> _DIRECTIONS FOR THIS TASK_
Please print out the entries below unchanged and skip the images.

*** RECORD EXTRACTS ***

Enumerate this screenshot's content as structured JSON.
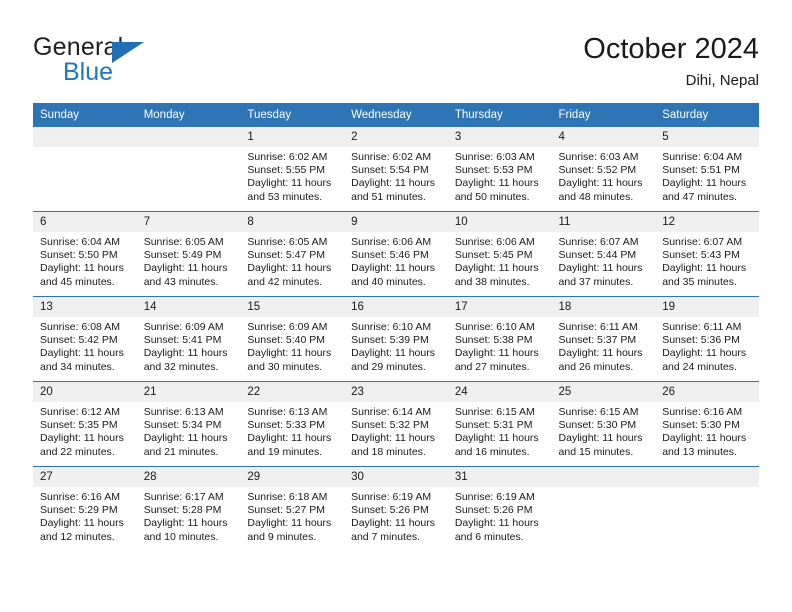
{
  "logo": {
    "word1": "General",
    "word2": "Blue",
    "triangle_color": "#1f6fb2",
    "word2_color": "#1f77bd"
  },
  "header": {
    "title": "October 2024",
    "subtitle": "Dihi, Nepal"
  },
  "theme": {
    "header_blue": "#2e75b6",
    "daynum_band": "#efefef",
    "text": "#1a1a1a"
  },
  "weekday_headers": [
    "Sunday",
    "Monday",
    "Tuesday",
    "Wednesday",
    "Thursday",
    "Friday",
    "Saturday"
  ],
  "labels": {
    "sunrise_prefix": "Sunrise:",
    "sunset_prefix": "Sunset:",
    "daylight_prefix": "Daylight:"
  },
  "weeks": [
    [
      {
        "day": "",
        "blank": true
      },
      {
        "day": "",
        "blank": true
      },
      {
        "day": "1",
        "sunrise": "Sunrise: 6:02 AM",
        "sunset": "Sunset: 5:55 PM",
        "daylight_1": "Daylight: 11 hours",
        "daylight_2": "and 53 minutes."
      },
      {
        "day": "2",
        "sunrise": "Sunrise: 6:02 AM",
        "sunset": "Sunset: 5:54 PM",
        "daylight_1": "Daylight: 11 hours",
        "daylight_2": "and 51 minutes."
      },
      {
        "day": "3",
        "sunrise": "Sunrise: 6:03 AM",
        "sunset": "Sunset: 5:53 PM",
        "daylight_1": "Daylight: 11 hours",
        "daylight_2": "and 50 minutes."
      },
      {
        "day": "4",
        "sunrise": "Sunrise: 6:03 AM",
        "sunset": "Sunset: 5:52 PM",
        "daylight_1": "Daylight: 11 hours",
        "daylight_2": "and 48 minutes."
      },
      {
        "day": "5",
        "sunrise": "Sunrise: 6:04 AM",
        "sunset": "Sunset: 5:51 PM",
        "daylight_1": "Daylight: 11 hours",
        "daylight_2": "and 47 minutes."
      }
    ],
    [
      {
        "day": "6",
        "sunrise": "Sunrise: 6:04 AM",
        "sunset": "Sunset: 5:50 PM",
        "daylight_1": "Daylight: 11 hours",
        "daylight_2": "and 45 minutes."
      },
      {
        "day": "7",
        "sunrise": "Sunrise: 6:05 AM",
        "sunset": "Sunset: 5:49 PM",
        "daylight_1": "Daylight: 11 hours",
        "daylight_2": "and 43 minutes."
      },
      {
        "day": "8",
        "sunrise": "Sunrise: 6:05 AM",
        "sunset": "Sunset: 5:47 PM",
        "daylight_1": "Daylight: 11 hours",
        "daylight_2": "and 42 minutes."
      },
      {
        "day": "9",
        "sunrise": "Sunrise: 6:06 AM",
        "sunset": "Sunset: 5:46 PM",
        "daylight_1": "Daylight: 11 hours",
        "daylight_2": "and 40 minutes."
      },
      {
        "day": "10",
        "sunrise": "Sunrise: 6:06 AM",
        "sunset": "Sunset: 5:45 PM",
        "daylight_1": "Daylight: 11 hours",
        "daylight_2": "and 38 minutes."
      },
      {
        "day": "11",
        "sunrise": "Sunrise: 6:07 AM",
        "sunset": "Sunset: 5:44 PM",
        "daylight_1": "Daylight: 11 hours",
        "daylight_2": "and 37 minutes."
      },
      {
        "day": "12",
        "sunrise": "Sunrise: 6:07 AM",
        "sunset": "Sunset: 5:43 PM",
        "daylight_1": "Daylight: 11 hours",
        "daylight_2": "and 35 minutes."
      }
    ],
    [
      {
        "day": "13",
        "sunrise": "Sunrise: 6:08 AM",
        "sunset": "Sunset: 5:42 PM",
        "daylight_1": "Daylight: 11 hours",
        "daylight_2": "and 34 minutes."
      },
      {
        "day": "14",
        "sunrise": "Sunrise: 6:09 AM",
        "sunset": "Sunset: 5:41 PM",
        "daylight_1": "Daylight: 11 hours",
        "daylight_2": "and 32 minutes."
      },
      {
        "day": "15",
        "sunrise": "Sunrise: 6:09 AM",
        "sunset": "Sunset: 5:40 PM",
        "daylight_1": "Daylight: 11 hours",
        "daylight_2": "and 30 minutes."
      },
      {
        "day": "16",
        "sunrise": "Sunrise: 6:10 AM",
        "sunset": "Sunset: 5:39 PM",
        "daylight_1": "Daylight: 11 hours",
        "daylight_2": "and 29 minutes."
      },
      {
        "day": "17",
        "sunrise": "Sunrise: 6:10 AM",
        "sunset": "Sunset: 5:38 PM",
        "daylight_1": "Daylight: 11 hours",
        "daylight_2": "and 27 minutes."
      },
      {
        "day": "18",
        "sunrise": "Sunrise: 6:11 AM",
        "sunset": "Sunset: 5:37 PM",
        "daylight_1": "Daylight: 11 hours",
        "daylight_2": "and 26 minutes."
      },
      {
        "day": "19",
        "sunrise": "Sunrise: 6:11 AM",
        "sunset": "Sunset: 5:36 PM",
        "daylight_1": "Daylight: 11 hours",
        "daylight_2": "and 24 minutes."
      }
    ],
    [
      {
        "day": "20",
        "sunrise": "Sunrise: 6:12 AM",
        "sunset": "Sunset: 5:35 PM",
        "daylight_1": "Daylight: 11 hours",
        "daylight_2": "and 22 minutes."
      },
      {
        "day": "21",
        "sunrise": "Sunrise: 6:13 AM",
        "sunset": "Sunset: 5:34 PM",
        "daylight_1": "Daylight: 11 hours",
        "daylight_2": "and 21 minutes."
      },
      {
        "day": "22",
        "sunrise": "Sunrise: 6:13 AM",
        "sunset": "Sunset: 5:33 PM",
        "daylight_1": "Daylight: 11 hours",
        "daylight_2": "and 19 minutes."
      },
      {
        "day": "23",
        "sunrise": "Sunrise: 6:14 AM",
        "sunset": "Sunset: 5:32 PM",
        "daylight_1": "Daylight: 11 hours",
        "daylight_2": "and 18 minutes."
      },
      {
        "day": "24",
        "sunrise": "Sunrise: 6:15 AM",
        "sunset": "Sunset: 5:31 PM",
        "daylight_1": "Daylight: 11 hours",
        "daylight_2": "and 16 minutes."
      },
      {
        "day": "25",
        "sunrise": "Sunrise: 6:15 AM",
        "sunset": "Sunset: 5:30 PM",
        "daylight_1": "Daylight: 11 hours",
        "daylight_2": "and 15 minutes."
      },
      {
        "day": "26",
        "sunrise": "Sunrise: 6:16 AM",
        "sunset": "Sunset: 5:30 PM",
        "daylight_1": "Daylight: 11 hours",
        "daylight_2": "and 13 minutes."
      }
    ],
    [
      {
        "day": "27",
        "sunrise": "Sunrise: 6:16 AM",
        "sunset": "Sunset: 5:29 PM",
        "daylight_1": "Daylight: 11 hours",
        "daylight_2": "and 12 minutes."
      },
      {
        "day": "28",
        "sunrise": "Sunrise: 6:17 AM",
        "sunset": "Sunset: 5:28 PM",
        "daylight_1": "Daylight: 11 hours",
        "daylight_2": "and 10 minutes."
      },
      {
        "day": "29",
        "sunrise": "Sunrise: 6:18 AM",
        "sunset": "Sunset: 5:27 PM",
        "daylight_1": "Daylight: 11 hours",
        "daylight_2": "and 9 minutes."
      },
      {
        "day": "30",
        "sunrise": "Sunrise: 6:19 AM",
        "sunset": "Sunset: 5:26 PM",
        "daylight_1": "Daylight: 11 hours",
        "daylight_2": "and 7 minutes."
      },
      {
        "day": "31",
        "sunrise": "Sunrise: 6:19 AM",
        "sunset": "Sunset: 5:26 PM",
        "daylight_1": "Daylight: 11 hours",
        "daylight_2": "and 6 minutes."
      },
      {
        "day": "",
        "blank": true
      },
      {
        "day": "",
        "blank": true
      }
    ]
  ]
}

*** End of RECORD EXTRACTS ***

> _FINISHED TASK_
Enumerate this screenshot's content as structured JSON.
{
  "logo": {
    "word1": "General",
    "word2": "Blue",
    "triangle_color": "#1f6fb2",
    "word2_color": "#1f77bd"
  },
  "header": {
    "title": "October 2024",
    "subtitle": "Dihi, Nepal"
  },
  "theme": {
    "header_blue": "#2e75b6",
    "daynum_band": "#efefef",
    "text": "#1a1a1a"
  },
  "weekday_headers": [
    "Sunday",
    "Monday",
    "Tuesday",
    "Wednesday",
    "Thursday",
    "Friday",
    "Saturday"
  ],
  "labels": {
    "sunrise_prefix": "Sunrise:",
    "sunset_prefix": "Sunset:",
    "daylight_prefix": "Daylight:"
  },
  "weeks": [
    [
      {
        "day": "",
        "blank": true
      },
      {
        "day": "",
        "blank": true
      },
      {
        "day": "1",
        "sunrise": "Sunrise: 6:02 AM",
        "sunset": "Sunset: 5:55 PM",
        "daylight_1": "Daylight: 11 hours",
        "daylight_2": "and 53 minutes."
      },
      {
        "day": "2",
        "sunrise": "Sunrise: 6:02 AM",
        "sunset": "Sunset: 5:54 PM",
        "daylight_1": "Daylight: 11 hours",
        "daylight_2": "and 51 minutes."
      },
      {
        "day": "3",
        "sunrise": "Sunrise: 6:03 AM",
        "sunset": "Sunset: 5:53 PM",
        "daylight_1": "Daylight: 11 hours",
        "daylight_2": "and 50 minutes."
      },
      {
        "day": "4",
        "sunrise": "Sunrise: 6:03 AM",
        "sunset": "Sunset: 5:52 PM",
        "daylight_1": "Daylight: 11 hours",
        "daylight_2": "and 48 minutes."
      },
      {
        "day": "5",
        "sunrise": "Sunrise: 6:04 AM",
        "sunset": "Sunset: 5:51 PM",
        "daylight_1": "Daylight: 11 hours",
        "daylight_2": "and 47 minutes."
      }
    ],
    [
      {
        "day": "6",
        "sunrise": "Sunrise: 6:04 AM",
        "sunset": "Sunset: 5:50 PM",
        "daylight_1": "Daylight: 11 hours",
        "daylight_2": "and 45 minutes."
      },
      {
        "day": "7",
        "sunrise": "Sunrise: 6:05 AM",
        "sunset": "Sunset: 5:49 PM",
        "daylight_1": "Daylight: 11 hours",
        "daylight_2": "and 43 minutes."
      },
      {
        "day": "8",
        "sunrise": "Sunrise: 6:05 AM",
        "sunset": "Sunset: 5:47 PM",
        "daylight_1": "Daylight: 11 hours",
        "daylight_2": "and 42 minutes."
      },
      {
        "day": "9",
        "sunrise": "Sunrise: 6:06 AM",
        "sunset": "Sunset: 5:46 PM",
        "daylight_1": "Daylight: 11 hours",
        "daylight_2": "and 40 minutes."
      },
      {
        "day": "10",
        "sunrise": "Sunrise: 6:06 AM",
        "sunset": "Sunset: 5:45 PM",
        "daylight_1": "Daylight: 11 hours",
        "daylight_2": "and 38 minutes."
      },
      {
        "day": "11",
        "sunrise": "Sunrise: 6:07 AM",
        "sunset": "Sunset: 5:44 PM",
        "daylight_1": "Daylight: 11 hours",
        "daylight_2": "and 37 minutes."
      },
      {
        "day": "12",
        "sunrise": "Sunrise: 6:07 AM",
        "sunset": "Sunset: 5:43 PM",
        "daylight_1": "Daylight: 11 hours",
        "daylight_2": "and 35 minutes."
      }
    ],
    [
      {
        "day": "13",
        "sunrise": "Sunrise: 6:08 AM",
        "sunset": "Sunset: 5:42 PM",
        "daylight_1": "Daylight: 11 hours",
        "daylight_2": "and 34 minutes."
      },
      {
        "day": "14",
        "sunrise": "Sunrise: 6:09 AM",
        "sunset": "Sunset: 5:41 PM",
        "daylight_1": "Daylight: 11 hours",
        "daylight_2": "and 32 minutes."
      },
      {
        "day": "15",
        "sunrise": "Sunrise: 6:09 AM",
        "sunset": "Sunset: 5:40 PM",
        "daylight_1": "Daylight: 11 hours",
        "daylight_2": "and 30 minutes."
      },
      {
        "day": "16",
        "sunrise": "Sunrise: 6:10 AM",
        "sunset": "Sunset: 5:39 PM",
        "daylight_1": "Daylight: 11 hours",
        "daylight_2": "and 29 minutes."
      },
      {
        "day": "17",
        "sunrise": "Sunrise: 6:10 AM",
        "sunset": "Sunset: 5:38 PM",
        "daylight_1": "Daylight: 11 hours",
        "daylight_2": "and 27 minutes."
      },
      {
        "day": "18",
        "sunrise": "Sunrise: 6:11 AM",
        "sunset": "Sunset: 5:37 PM",
        "daylight_1": "Daylight: 11 hours",
        "daylight_2": "and 26 minutes."
      },
      {
        "day": "19",
        "sunrise": "Sunrise: 6:11 AM",
        "sunset": "Sunset: 5:36 PM",
        "daylight_1": "Daylight: 11 hours",
        "daylight_2": "and 24 minutes."
      }
    ],
    [
      {
        "day": "20",
        "sunrise": "Sunrise: 6:12 AM",
        "sunset": "Sunset: 5:35 PM",
        "daylight_1": "Daylight: 11 hours",
        "daylight_2": "and 22 minutes."
      },
      {
        "day": "21",
        "sunrise": "Sunrise: 6:13 AM",
        "sunset": "Sunset: 5:34 PM",
        "daylight_1": "Daylight: 11 hours",
        "daylight_2": "and 21 minutes."
      },
      {
        "day": "22",
        "sunrise": "Sunrise: 6:13 AM",
        "sunset": "Sunset: 5:33 PM",
        "daylight_1": "Daylight: 11 hours",
        "daylight_2": "and 19 minutes."
      },
      {
        "day": "23",
        "sunrise": "Sunrise: 6:14 AM",
        "sunset": "Sunset: 5:32 PM",
        "daylight_1": "Daylight: 11 hours",
        "daylight_2": "and 18 minutes."
      },
      {
        "day": "24",
        "sunrise": "Sunrise: 6:15 AM",
        "sunset": "Sunset: 5:31 PM",
        "daylight_1": "Daylight: 11 hours",
        "daylight_2": "and 16 minutes."
      },
      {
        "day": "25",
        "sunrise": "Sunrise: 6:15 AM",
        "sunset": "Sunset: 5:30 PM",
        "daylight_1": "Daylight: 11 hours",
        "daylight_2": "and 15 minutes."
      },
      {
        "day": "26",
        "sunrise": "Sunrise: 6:16 AM",
        "sunset": "Sunset: 5:30 PM",
        "daylight_1": "Daylight: 11 hours",
        "daylight_2": "and 13 minutes."
      }
    ],
    [
      {
        "day": "27",
        "sunrise": "Sunrise: 6:16 AM",
        "sunset": "Sunset: 5:29 PM",
        "daylight_1": "Daylight: 11 hours",
        "daylight_2": "and 12 minutes."
      },
      {
        "day": "28",
        "sunrise": "Sunrise: 6:17 AM",
        "sunset": "Sunset: 5:28 PM",
        "daylight_1": "Daylight: 11 hours",
        "daylight_2": "and 10 minutes."
      },
      {
        "day": "29",
        "sunrise": "Sunrise: 6:18 AM",
        "sunset": "Sunset: 5:27 PM",
        "daylight_1": "Daylight: 11 hours",
        "daylight_2": "and 9 minutes."
      },
      {
        "day": "30",
        "sunrise": "Sunrise: 6:19 AM",
        "sunset": "Sunset: 5:26 PM",
        "daylight_1": "Daylight: 11 hours",
        "daylight_2": "and 7 minutes."
      },
      {
        "day": "31",
        "sunrise": "Sunrise: 6:19 AM",
        "sunset": "Sunset: 5:26 PM",
        "daylight_1": "Daylight: 11 hours",
        "daylight_2": "and 6 minutes."
      },
      {
        "day": "",
        "blank": true
      },
      {
        "day": "",
        "blank": true
      }
    ]
  ]
}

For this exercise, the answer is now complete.